-- DATA EXCERPTS follows --

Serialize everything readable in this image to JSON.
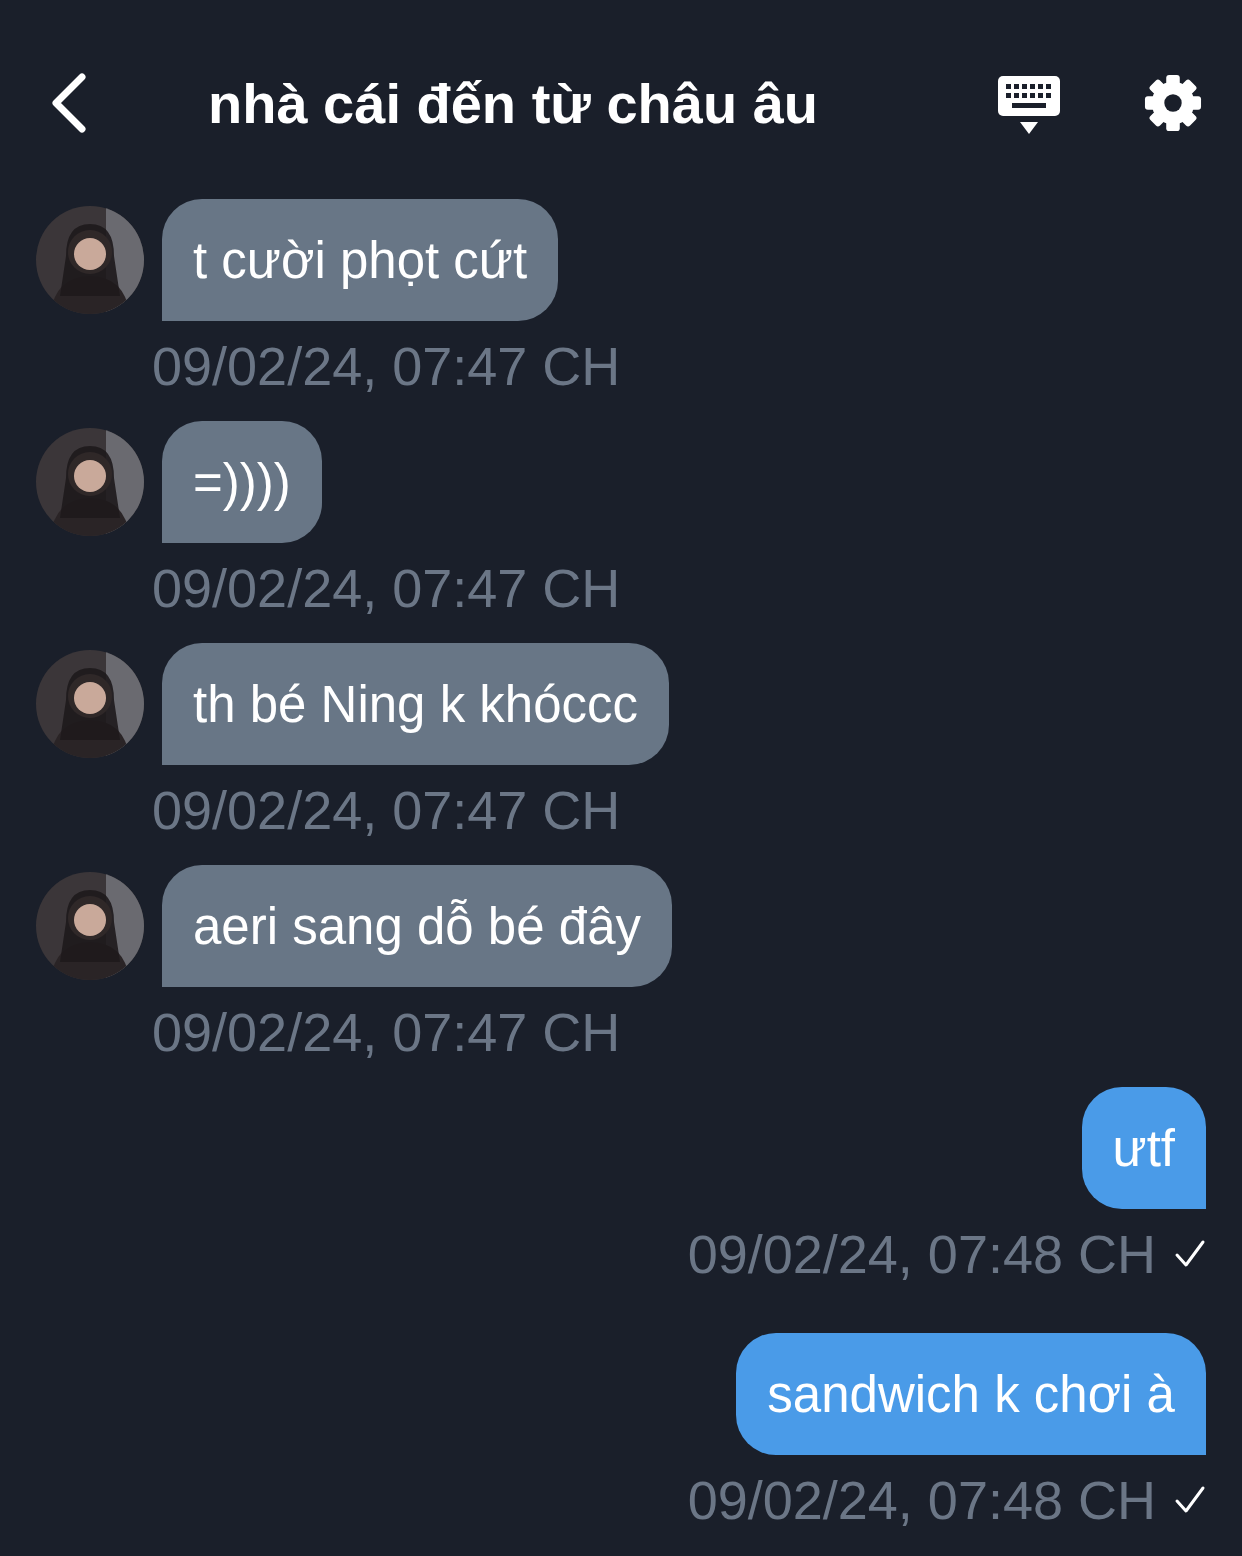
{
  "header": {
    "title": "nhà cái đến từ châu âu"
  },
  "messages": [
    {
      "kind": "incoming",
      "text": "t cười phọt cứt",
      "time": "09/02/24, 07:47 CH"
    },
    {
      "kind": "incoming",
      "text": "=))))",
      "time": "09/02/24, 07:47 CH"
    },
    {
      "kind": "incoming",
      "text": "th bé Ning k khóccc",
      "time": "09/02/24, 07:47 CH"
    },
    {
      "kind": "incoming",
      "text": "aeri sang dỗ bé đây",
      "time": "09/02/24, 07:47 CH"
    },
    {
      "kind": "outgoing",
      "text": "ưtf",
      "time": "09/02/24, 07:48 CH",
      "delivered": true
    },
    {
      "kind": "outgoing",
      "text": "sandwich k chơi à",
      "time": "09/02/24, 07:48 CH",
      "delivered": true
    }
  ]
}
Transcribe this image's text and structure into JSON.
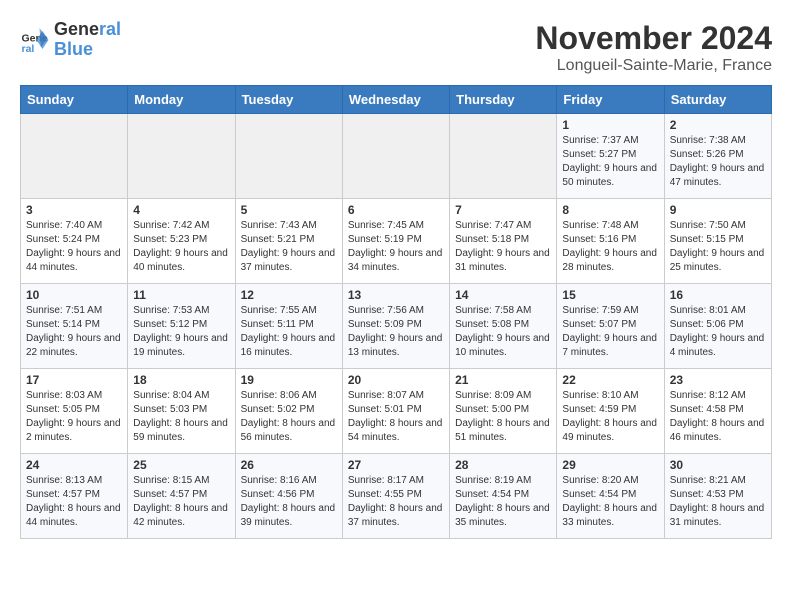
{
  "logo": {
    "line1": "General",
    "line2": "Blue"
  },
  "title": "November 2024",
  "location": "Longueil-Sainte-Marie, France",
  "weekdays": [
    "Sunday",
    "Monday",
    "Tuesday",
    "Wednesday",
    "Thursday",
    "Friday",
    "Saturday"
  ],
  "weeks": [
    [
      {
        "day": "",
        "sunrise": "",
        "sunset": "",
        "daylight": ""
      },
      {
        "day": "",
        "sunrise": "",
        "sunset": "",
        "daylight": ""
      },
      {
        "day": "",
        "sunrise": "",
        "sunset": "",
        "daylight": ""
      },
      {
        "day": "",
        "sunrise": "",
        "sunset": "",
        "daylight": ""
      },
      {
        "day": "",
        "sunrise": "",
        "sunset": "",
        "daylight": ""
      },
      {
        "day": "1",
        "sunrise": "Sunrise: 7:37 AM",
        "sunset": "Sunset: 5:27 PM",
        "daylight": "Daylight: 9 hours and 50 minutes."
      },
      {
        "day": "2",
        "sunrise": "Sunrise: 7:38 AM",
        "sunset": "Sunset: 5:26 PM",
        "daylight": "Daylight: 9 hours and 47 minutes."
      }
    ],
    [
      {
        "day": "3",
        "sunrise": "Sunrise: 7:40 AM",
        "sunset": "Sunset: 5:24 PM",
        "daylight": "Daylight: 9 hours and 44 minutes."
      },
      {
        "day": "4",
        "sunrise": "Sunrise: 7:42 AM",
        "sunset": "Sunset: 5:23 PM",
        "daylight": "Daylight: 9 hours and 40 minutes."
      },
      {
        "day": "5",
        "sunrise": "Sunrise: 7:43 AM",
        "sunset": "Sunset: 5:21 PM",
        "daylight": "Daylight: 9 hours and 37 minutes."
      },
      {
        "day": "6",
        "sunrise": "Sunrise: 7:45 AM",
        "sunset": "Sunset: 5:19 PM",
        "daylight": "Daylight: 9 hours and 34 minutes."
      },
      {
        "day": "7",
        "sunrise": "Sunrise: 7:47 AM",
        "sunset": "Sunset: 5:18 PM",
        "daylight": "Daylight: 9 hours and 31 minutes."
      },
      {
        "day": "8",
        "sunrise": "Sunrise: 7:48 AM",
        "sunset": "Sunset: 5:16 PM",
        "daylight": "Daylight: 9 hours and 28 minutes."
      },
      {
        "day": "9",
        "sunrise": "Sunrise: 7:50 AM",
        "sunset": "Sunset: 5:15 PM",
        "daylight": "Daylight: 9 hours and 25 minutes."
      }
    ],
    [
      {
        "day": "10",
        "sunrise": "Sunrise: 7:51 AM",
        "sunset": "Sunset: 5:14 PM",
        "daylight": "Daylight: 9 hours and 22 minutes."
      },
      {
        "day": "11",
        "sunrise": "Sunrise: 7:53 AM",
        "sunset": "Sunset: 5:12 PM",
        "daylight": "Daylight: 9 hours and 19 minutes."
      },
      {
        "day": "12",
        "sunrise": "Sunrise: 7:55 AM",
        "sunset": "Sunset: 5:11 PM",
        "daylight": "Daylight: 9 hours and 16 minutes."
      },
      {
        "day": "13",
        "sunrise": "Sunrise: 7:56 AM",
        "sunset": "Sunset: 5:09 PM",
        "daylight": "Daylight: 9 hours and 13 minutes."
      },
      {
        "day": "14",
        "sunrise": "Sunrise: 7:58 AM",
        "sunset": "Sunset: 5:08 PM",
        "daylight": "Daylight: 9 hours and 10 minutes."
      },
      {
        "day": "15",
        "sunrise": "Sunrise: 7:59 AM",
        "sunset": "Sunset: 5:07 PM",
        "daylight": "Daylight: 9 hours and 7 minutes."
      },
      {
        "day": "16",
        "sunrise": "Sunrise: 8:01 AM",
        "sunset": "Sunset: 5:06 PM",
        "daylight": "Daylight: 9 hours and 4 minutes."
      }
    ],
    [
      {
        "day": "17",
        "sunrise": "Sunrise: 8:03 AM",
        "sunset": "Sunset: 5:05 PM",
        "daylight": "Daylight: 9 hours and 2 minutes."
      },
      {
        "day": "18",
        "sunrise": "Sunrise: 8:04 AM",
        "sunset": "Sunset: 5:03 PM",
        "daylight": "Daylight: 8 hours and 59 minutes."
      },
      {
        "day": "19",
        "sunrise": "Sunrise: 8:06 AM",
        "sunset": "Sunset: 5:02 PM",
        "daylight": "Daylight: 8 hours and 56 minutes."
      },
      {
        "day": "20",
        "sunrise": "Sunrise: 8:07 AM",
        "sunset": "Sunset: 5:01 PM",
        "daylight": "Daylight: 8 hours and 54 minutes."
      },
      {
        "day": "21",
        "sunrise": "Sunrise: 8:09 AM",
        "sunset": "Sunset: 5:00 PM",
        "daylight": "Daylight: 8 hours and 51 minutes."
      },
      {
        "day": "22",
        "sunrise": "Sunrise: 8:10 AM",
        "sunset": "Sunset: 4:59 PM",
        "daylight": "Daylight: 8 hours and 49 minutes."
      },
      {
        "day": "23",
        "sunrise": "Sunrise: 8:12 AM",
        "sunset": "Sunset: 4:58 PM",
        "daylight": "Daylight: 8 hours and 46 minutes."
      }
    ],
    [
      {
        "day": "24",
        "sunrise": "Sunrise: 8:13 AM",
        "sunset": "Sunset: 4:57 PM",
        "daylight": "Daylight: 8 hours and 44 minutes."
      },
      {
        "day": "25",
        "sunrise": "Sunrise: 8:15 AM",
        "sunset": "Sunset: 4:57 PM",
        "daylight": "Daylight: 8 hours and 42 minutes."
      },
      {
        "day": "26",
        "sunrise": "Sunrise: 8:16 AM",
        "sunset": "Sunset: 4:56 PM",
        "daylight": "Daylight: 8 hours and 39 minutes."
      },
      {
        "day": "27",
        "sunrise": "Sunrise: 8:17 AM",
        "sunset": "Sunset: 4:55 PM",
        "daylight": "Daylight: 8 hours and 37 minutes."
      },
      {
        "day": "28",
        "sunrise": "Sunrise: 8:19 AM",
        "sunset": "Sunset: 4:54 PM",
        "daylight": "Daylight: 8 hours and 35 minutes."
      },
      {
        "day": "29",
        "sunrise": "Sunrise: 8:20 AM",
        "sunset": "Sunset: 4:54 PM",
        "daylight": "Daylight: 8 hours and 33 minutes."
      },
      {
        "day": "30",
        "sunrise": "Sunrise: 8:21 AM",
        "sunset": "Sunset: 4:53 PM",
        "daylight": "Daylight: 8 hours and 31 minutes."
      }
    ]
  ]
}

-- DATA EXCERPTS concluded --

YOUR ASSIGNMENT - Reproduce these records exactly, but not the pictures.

YOUR RESPONSE -
Serialize everything readable in this image to JSON.
{
  "header": {
    "title": "nhà cái đến từ châu âu"
  },
  "messages": [
    {
      "kind": "incoming",
      "text": "t cười phọt cứt",
      "time": "09/02/24, 07:47 CH"
    },
    {
      "kind": "incoming",
      "text": "=))))",
      "time": "09/02/24, 07:47 CH"
    },
    {
      "kind": "incoming",
      "text": "th bé Ning k khóccc",
      "time": "09/02/24, 07:47 CH"
    },
    {
      "kind": "incoming",
      "text": "aeri sang dỗ bé đây",
      "time": "09/02/24, 07:47 CH"
    },
    {
      "kind": "outgoing",
      "text": "ưtf",
      "time": "09/02/24, 07:48 CH",
      "delivered": true
    },
    {
      "kind": "outgoing",
      "text": "sandwich k chơi à",
      "time": "09/02/24, 07:48 CH",
      "delivered": true
    }
  ]
}
Transcribe this image's text and structure into JSON.
{
  "logo": {
    "line1": "General",
    "line2": "Blue"
  },
  "title": "November 2024",
  "location": "Longueil-Sainte-Marie, France",
  "weekdays": [
    "Sunday",
    "Monday",
    "Tuesday",
    "Wednesday",
    "Thursday",
    "Friday",
    "Saturday"
  ],
  "weeks": [
    [
      {
        "day": "",
        "sunrise": "",
        "sunset": "",
        "daylight": ""
      },
      {
        "day": "",
        "sunrise": "",
        "sunset": "",
        "daylight": ""
      },
      {
        "day": "",
        "sunrise": "",
        "sunset": "",
        "daylight": ""
      },
      {
        "day": "",
        "sunrise": "",
        "sunset": "",
        "daylight": ""
      },
      {
        "day": "",
        "sunrise": "",
        "sunset": "",
        "daylight": ""
      },
      {
        "day": "1",
        "sunrise": "Sunrise: 7:37 AM",
        "sunset": "Sunset: 5:27 PM",
        "daylight": "Daylight: 9 hours and 50 minutes."
      },
      {
        "day": "2",
        "sunrise": "Sunrise: 7:38 AM",
        "sunset": "Sunset: 5:26 PM",
        "daylight": "Daylight: 9 hours and 47 minutes."
      }
    ],
    [
      {
        "day": "3",
        "sunrise": "Sunrise: 7:40 AM",
        "sunset": "Sunset: 5:24 PM",
        "daylight": "Daylight: 9 hours and 44 minutes."
      },
      {
        "day": "4",
        "sunrise": "Sunrise: 7:42 AM",
        "sunset": "Sunset: 5:23 PM",
        "daylight": "Daylight: 9 hours and 40 minutes."
      },
      {
        "day": "5",
        "sunrise": "Sunrise: 7:43 AM",
        "sunset": "Sunset: 5:21 PM",
        "daylight": "Daylight: 9 hours and 37 minutes."
      },
      {
        "day": "6",
        "sunrise": "Sunrise: 7:45 AM",
        "sunset": "Sunset: 5:19 PM",
        "daylight": "Daylight: 9 hours and 34 minutes."
      },
      {
        "day": "7",
        "sunrise": "Sunrise: 7:47 AM",
        "sunset": "Sunset: 5:18 PM",
        "daylight": "Daylight: 9 hours and 31 minutes."
      },
      {
        "day": "8",
        "sunrise": "Sunrise: 7:48 AM",
        "sunset": "Sunset: 5:16 PM",
        "daylight": "Daylight: 9 hours and 28 minutes."
      },
      {
        "day": "9",
        "sunrise": "Sunrise: 7:50 AM",
        "sunset": "Sunset: 5:15 PM",
        "daylight": "Daylight: 9 hours and 25 minutes."
      }
    ],
    [
      {
        "day": "10",
        "sunrise": "Sunrise: 7:51 AM",
        "sunset": "Sunset: 5:14 PM",
        "daylight": "Daylight: 9 hours and 22 minutes."
      },
      {
        "day": "11",
        "sunrise": "Sunrise: 7:53 AM",
        "sunset": "Sunset: 5:12 PM",
        "daylight": "Daylight: 9 hours and 19 minutes."
      },
      {
        "day": "12",
        "sunrise": "Sunrise: 7:55 AM",
        "sunset": "Sunset: 5:11 PM",
        "daylight": "Daylight: 9 hours and 16 minutes."
      },
      {
        "day": "13",
        "sunrise": "Sunrise: 7:56 AM",
        "sunset": "Sunset: 5:09 PM",
        "daylight": "Daylight: 9 hours and 13 minutes."
      },
      {
        "day": "14",
        "sunrise": "Sunrise: 7:58 AM",
        "sunset": "Sunset: 5:08 PM",
        "daylight": "Daylight: 9 hours and 10 minutes."
      },
      {
        "day": "15",
        "sunrise": "Sunrise: 7:59 AM",
        "sunset": "Sunset: 5:07 PM",
        "daylight": "Daylight: 9 hours and 7 minutes."
      },
      {
        "day": "16",
        "sunrise": "Sunrise: 8:01 AM",
        "sunset": "Sunset: 5:06 PM",
        "daylight": "Daylight: 9 hours and 4 minutes."
      }
    ],
    [
      {
        "day": "17",
        "sunrise": "Sunrise: 8:03 AM",
        "sunset": "Sunset: 5:05 PM",
        "daylight": "Daylight: 9 hours and 2 minutes."
      },
      {
        "day": "18",
        "sunrise": "Sunrise: 8:04 AM",
        "sunset": "Sunset: 5:03 PM",
        "daylight": "Daylight: 8 hours and 59 minutes."
      },
      {
        "day": "19",
        "sunrise": "Sunrise: 8:06 AM",
        "sunset": "Sunset: 5:02 PM",
        "daylight": "Daylight: 8 hours and 56 minutes."
      },
      {
        "day": "20",
        "sunrise": "Sunrise: 8:07 AM",
        "sunset": "Sunset: 5:01 PM",
        "daylight": "Daylight: 8 hours and 54 minutes."
      },
      {
        "day": "21",
        "sunrise": "Sunrise: 8:09 AM",
        "sunset": "Sunset: 5:00 PM",
        "daylight": "Daylight: 8 hours and 51 minutes."
      },
      {
        "day": "22",
        "sunrise": "Sunrise: 8:10 AM",
        "sunset": "Sunset: 4:59 PM",
        "daylight": "Daylight: 8 hours and 49 minutes."
      },
      {
        "day": "23",
        "sunrise": "Sunrise: 8:12 AM",
        "sunset": "Sunset: 4:58 PM",
        "daylight": "Daylight: 8 hours and 46 minutes."
      }
    ],
    [
      {
        "day": "24",
        "sunrise": "Sunrise: 8:13 AM",
        "sunset": "Sunset: 4:57 PM",
        "daylight": "Daylight: 8 hours and 44 minutes."
      },
      {
        "day": "25",
        "sunrise": "Sunrise: 8:15 AM",
        "sunset": "Sunset: 4:57 PM",
        "daylight": "Daylight: 8 hours and 42 minutes."
      },
      {
        "day": "26",
        "sunrise": "Sunrise: 8:16 AM",
        "sunset": "Sunset: 4:56 PM",
        "daylight": "Daylight: 8 hours and 39 minutes."
      },
      {
        "day": "27",
        "sunrise": "Sunrise: 8:17 AM",
        "sunset": "Sunset: 4:55 PM",
        "daylight": "Daylight: 8 hours and 37 minutes."
      },
      {
        "day": "28",
        "sunrise": "Sunrise: 8:19 AM",
        "sunset": "Sunset: 4:54 PM",
        "daylight": "Daylight: 8 hours and 35 minutes."
      },
      {
        "day": "29",
        "sunrise": "Sunrise: 8:20 AM",
        "sunset": "Sunset: 4:54 PM",
        "daylight": "Daylight: 8 hours and 33 minutes."
      },
      {
        "day": "30",
        "sunrise": "Sunrise: 8:21 AM",
        "sunset": "Sunset: 4:53 PM",
        "daylight": "Daylight: 8 hours and 31 minutes."
      }
    ]
  ]
}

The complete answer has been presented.